The prevalence of learning disabilities is a significant issue within today’s society. Awareness has increased immeasurably in the last 20 years, most noticeable in our schools and universities, where disability services are increasingly available to assist those with learning difficulties.
Specific learning difficulties (SpLD) affect the way in which information is learned and processed. They are neurological, often genetic and, contrary to many people’s assumptions, have no correlation with intelligence. A popular example of a genius with learning difficulties is Albert Einstein, one of the most celebrated and greatest minds of all time.
SpLD covers many different types of learning difficulties, most commonly dyslexia, dyspraxia, dyscalculia and ADD, which affect around 10 per cent of the population and is usually hereditary.
Someone with dyslexia often mixes up letters and words, and struggles with spelling, commonly switching letters.
While dyslexia is most evident from the perspective of literacy, its effects do not exclusively effect this. Dyslexia affects the way information is processed and retrieved, with problems of memory, speed of processing and sequencing.
Fourth year neuroscience student, and dyslexia sufferer Rupert Clark identified his difficulties as being slow at writing and reading, and often missing the point of questions.
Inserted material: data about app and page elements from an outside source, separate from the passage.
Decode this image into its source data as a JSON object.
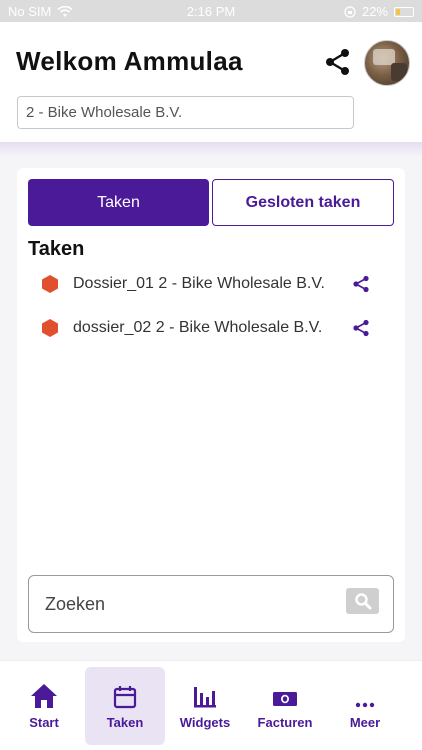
{
  "status_bar": {
    "carrier": "No SIM",
    "time": "2:16 PM",
    "battery": "22%",
    "battery_level": 0.22
  },
  "header": {
    "title": "Welkom Ammulaa",
    "company": "2 - Bike Wholesale B.V."
  },
  "tabs": {
    "active": "Taken",
    "inactive": "Gesloten taken"
  },
  "section_title": "Taken",
  "tasks": [
    {
      "label": "Dossier_01 2 - Bike Wholesale B.V.",
      "status_color": "#e0502f"
    },
    {
      "label": "dossier_02 2 - Bike Wholesale B.V.",
      "status_color": "#e0502f"
    }
  ],
  "search": {
    "placeholder": "Zoeken"
  },
  "nav": [
    {
      "label": "Start",
      "icon": "home-icon"
    },
    {
      "label": "Taken",
      "icon": "calendar-icon",
      "active": true
    },
    {
      "label": "Widgets",
      "icon": "bar-chart-icon"
    },
    {
      "label": "Facturen",
      "icon": "money-icon"
    },
    {
      "label": "Meer",
      "icon": "more-icon"
    }
  ],
  "colors": {
    "primary": "#4a1a99",
    "task_status": "#e0502f"
  }
}
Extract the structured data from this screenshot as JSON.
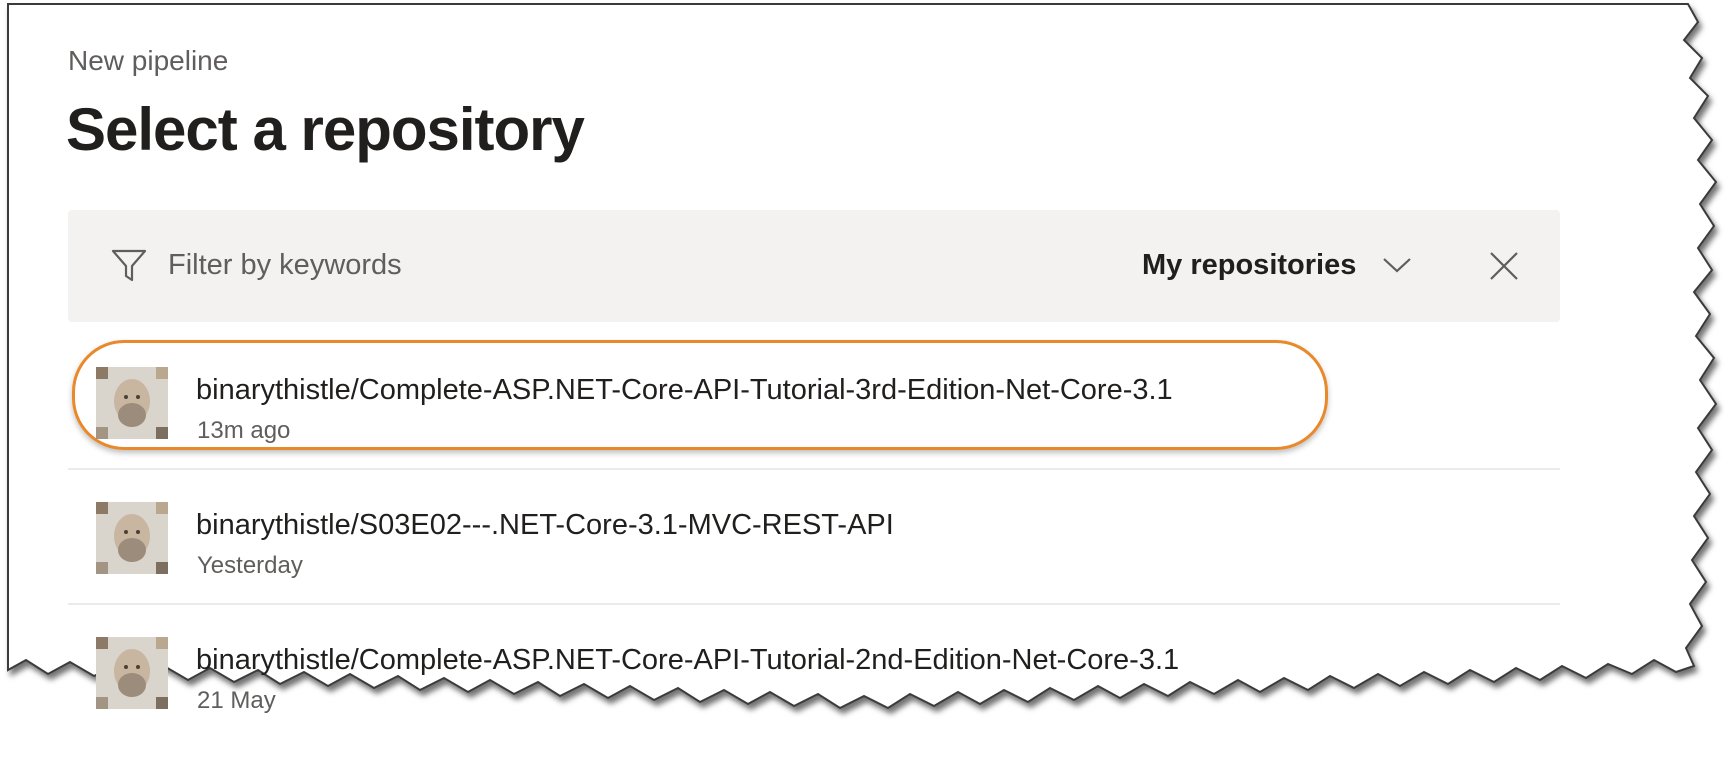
{
  "header": {
    "breadcrumb": "New pipeline",
    "title": "Select a repository"
  },
  "filter": {
    "placeholder": "Filter by keywords",
    "value": "",
    "scope_label": "My repositories"
  },
  "icons": {
    "filter": "filter-icon",
    "dropdown": "chevron-down-icon",
    "clear": "close-icon",
    "avatar": "user-avatar"
  },
  "colors": {
    "highlight": "#e8892c",
    "filter_bar_bg": "#f3f2f1",
    "primary_text": "#201f1e",
    "secondary_text": "#605e5c"
  },
  "repositories": [
    {
      "name": "binarythistle/Complete-ASP.NET-Core-API-Tutorial-3rd-Edition-Net-Core-3.1",
      "updated": "13m ago",
      "highlighted": true
    },
    {
      "name": "binarythistle/S03E02---.NET-Core-3.1-MVC-REST-API",
      "updated": "Yesterday",
      "highlighted": false
    },
    {
      "name": "binarythistle/Complete-ASP.NET-Core-API-Tutorial-2nd-Edition-Net-Core-3.1",
      "updated": "21 May",
      "highlighted": false
    }
  ]
}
This, as well as his older sister having dyslexia, led to him seeking a diagnosis.
SpLDs normally present themselves at an early age, but due to the effects they have on a student’s ability to write exams and essays, it is necessary for there to be a readily available support for those at university who have not yet been diagnosed.